▸ **Exercise**
Report how many lines in the entries below hold the word "true". Your answer is that number alone.

▸ **Exercise input**
● ● ● ●

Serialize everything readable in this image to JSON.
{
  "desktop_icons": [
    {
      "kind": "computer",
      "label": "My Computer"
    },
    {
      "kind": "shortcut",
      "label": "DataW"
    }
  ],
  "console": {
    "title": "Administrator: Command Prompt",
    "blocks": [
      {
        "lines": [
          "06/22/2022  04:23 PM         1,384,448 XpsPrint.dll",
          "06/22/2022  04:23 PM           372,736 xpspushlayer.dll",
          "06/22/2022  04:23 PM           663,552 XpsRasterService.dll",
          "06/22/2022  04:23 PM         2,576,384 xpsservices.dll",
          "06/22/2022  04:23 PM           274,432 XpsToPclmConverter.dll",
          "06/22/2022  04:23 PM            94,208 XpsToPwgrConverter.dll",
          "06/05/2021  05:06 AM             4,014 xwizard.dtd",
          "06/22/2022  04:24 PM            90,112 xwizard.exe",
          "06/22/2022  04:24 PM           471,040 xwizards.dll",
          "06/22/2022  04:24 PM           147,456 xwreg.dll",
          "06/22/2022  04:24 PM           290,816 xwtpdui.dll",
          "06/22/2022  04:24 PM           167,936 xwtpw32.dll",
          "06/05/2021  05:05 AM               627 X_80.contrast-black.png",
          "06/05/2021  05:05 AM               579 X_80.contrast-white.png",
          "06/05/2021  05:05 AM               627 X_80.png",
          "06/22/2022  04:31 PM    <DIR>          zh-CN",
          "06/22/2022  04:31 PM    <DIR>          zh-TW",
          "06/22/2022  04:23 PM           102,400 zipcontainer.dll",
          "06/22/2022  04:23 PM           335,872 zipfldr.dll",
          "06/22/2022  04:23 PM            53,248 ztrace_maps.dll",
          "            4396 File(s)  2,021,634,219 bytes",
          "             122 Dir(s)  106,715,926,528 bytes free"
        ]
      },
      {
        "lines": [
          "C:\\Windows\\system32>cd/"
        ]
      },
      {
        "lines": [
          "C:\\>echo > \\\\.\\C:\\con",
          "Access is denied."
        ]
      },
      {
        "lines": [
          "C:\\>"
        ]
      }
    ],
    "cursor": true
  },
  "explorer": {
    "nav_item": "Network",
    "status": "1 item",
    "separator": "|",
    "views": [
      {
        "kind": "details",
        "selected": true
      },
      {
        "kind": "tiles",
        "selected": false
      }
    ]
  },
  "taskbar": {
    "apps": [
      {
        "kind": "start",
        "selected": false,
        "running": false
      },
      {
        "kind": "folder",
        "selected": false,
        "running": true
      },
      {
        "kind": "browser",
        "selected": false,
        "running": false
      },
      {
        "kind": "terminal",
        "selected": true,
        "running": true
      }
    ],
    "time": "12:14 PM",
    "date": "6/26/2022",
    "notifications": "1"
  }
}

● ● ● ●

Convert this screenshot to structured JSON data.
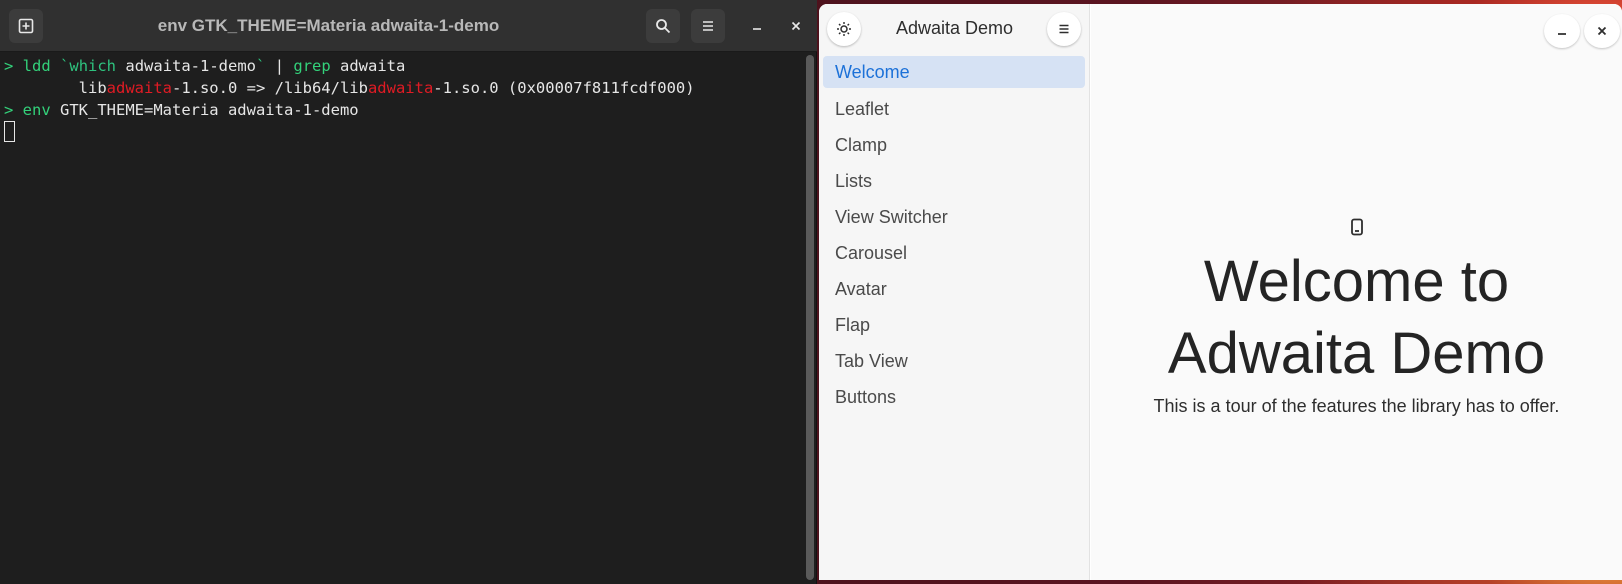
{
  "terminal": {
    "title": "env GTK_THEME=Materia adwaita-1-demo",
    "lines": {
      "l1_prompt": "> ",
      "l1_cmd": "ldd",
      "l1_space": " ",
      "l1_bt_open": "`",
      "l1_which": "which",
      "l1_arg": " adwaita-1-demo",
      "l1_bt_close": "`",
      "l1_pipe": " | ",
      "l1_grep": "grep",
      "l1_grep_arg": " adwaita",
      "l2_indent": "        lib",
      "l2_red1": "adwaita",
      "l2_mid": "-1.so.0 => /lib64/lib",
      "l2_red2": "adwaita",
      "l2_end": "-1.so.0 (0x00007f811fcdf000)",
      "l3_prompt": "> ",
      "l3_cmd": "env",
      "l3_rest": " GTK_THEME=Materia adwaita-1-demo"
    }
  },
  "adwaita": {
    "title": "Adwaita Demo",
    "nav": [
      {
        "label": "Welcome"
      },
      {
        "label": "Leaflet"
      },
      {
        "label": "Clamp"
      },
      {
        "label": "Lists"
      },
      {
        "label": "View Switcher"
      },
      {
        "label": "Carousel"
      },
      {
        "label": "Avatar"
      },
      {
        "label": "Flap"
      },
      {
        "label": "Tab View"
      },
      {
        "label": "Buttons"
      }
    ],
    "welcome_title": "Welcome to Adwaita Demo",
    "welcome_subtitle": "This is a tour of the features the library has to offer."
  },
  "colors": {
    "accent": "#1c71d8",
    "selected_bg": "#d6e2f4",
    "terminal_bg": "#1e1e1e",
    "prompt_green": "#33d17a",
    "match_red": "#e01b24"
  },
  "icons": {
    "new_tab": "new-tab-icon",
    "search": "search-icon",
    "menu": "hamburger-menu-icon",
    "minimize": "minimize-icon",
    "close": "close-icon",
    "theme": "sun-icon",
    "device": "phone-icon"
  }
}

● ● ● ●

▸ **Answer space**
5